• **Task to complete**:
State how many lines of the data below hold the string "caption", giving nothing but the number.

Extracted information START

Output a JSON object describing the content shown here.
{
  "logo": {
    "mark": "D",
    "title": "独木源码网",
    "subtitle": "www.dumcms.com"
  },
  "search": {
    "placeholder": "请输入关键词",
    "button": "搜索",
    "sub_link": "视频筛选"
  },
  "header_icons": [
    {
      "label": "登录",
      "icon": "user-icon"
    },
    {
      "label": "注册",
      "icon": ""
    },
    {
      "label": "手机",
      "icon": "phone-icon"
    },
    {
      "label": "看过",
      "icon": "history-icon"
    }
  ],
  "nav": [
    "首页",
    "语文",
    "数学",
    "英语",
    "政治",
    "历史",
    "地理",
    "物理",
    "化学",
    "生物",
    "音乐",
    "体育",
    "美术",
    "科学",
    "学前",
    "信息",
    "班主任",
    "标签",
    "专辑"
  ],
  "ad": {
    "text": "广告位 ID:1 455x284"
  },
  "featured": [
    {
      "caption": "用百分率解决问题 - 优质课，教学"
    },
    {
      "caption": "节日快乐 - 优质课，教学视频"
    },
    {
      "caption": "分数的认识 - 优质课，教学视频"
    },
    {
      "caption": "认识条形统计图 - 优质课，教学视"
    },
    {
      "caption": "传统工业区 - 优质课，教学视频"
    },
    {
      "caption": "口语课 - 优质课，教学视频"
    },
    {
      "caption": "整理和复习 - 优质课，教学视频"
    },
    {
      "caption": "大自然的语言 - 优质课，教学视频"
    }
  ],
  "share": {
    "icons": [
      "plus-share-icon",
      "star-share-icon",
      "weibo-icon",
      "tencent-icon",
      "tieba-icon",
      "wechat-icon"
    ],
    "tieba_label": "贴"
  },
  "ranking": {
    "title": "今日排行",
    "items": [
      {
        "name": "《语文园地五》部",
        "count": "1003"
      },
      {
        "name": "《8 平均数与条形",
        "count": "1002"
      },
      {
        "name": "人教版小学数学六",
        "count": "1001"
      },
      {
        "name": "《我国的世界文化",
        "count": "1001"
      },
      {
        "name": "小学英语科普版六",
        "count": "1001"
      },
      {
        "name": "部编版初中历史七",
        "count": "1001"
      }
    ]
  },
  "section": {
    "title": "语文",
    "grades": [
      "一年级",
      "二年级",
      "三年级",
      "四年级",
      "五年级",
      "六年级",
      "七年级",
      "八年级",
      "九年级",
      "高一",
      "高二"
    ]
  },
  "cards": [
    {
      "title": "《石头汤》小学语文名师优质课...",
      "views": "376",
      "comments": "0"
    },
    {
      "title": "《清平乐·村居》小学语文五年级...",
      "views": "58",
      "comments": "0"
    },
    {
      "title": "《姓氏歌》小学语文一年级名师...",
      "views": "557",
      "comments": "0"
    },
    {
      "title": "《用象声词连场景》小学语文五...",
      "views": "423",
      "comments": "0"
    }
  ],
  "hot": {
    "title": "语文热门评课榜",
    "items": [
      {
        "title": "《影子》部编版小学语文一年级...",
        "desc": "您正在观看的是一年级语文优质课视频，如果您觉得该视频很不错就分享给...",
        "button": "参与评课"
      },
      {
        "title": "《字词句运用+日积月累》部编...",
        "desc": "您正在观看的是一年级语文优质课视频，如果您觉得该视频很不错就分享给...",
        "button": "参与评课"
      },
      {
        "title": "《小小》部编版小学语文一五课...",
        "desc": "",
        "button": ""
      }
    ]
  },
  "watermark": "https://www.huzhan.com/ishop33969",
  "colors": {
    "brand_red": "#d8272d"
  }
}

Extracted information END
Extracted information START

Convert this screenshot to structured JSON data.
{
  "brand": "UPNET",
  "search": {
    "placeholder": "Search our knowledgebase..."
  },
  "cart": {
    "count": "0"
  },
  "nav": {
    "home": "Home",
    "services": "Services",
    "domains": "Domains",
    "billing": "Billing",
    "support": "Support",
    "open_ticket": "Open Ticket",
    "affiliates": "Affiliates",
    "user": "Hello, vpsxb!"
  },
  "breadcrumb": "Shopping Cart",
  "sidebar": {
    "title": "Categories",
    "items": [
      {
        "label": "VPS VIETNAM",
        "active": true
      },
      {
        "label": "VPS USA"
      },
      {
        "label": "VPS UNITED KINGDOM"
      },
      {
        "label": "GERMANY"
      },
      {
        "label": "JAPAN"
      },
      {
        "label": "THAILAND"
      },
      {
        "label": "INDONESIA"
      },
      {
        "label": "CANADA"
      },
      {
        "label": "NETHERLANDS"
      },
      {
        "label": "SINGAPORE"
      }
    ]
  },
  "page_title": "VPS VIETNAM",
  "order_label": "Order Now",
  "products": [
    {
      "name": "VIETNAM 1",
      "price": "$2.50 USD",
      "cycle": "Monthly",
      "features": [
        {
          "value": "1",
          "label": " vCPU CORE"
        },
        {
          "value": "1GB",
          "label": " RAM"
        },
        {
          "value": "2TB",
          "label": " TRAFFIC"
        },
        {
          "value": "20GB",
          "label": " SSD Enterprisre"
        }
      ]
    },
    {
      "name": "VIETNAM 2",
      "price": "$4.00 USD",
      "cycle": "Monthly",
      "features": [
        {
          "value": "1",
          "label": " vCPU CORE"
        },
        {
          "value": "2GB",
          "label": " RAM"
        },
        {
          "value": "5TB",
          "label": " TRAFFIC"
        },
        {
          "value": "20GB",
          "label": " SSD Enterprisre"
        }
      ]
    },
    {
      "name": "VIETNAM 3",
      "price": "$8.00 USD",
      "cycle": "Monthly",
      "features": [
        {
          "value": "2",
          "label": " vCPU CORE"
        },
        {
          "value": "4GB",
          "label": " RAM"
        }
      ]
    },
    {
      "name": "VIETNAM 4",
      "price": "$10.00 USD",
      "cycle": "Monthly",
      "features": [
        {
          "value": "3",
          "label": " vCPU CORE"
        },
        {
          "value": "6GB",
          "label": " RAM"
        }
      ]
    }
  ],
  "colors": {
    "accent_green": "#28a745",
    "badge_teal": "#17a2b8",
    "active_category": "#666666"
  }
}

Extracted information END

• **Solution to this problem**:
8